Inajo also co-chairs the Diversity & Inclusion Committee at Ulmer & Berne, an appointment through which she has effected meaningful change. At the recommendation of her committee, the firm instituted a formal mentoring program to ensure that all associates had an assigned advocate within the firm. Inajo made this recommendation based on her view that a structured program would ensure inclusiveness and complement the valuable informal mentoring relationships, including many that she maintains as a mentor to young lawyers inside and outside Ulmer & Berne.

Outside the firm, she was appointed to serve as one of the co-chairs of the Cuyahoga County Economic Inclusion Task Force, along with four other business, religious, and governmental leaders. The task force, which has now concluded its work with a series of recommendations to the county, examined the county’s employment and contracting practices to determine how it could better include minority workers, vendors, and businesses in the commercial life of the county.

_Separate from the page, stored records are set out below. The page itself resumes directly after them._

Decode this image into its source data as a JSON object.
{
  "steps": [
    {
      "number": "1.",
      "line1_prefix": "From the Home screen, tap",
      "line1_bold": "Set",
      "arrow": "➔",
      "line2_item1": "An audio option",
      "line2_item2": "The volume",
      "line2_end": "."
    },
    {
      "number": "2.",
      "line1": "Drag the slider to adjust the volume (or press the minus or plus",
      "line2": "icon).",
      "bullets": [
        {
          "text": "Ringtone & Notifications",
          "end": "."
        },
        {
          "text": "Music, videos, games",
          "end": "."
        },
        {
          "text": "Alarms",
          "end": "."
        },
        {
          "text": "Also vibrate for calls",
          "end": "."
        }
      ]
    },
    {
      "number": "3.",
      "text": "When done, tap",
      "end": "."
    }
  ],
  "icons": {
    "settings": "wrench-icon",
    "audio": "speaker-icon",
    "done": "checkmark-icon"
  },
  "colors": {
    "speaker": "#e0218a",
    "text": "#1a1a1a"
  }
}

Involvement in non-profit, civic, volunteer, or pro bono activities
As noted, Inajo does not support nonprofits as a sideline activity; instead, she has made a career of it, a fact that was recently recognized by Best Lawyers in America®, which honored her with the 2015 “Lawyer of the Year” award in the Non-Profit/Charities Law category. In addition to her work as an Ulmer & Berne partner—and because of the skill and energy she brings to that work—she is frequently asked to play a substantial role in the community outside of her capacity as a lawyer.

Inajo has served on the boards of directors of a long list of organizations including the American Red Cross Cleveland Chapter, Center for Community Solutions, Cleveland Leadership Center, Hathaway Brown School, and the Barbara Byrd-Bennett Foundation for Cleveland’s Children. Today, she serves on the boards of three organizations of particular importance to her:  the Medical Mutual of Ohio Charitable Foundation; the Cleveland Foundation, where she chairs the governance committee; and the Cuyahoga County Board of Elections, which she chairs.

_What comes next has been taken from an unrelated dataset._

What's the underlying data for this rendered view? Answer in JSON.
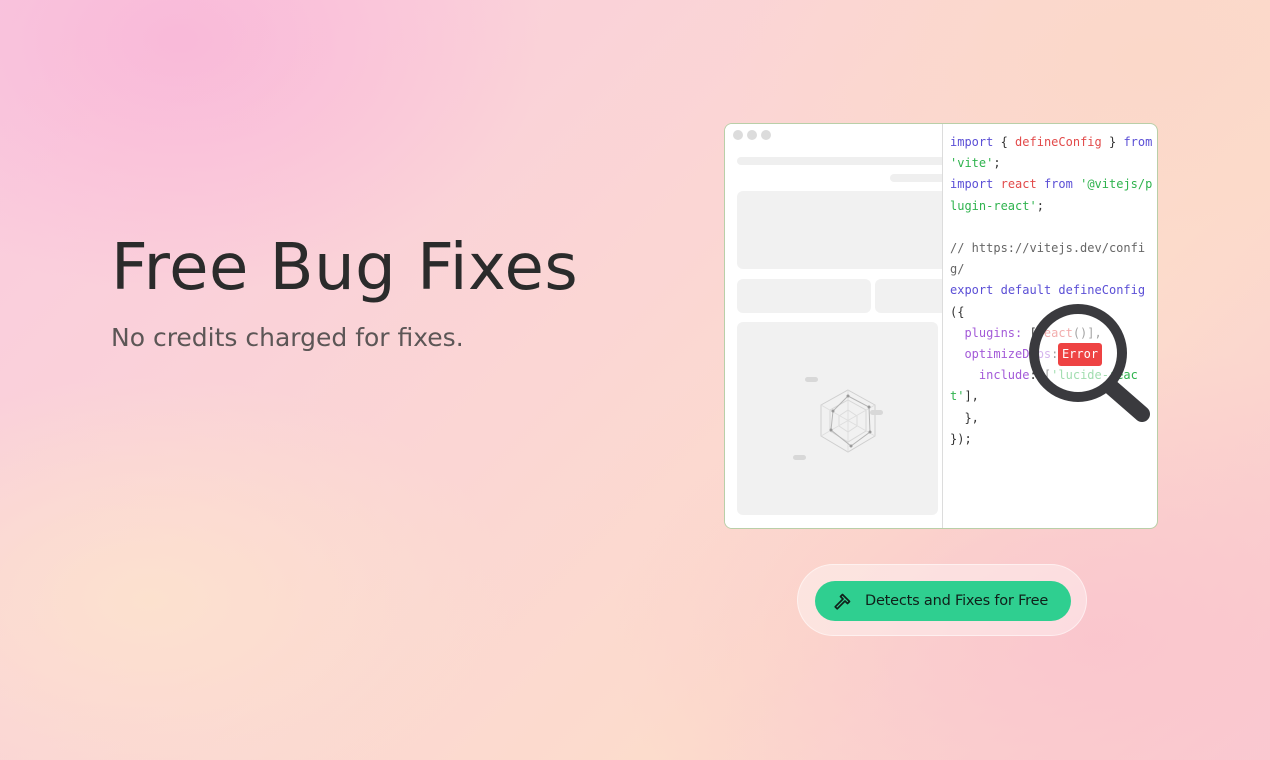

Inajo, who has long been concerned with election and ballot access issues, credits her relationship with the late Stephanie Tubbs Jones, the first African American woman elected to Congress from Ohio, as instrumental to her civic and community involvement. Inajo is among a group of 22 who have been asked to give their reflections on Congresswoman Jones in connection with the dedication of a permanent art exhibit in her name at Cleveland Hopkins International Airport. For Inajo, this is a profoundly meaningful honor. To those who know her, it is another reflection of her ability to forge deep connections in a life and career dedicated to improving public life in Cleveland.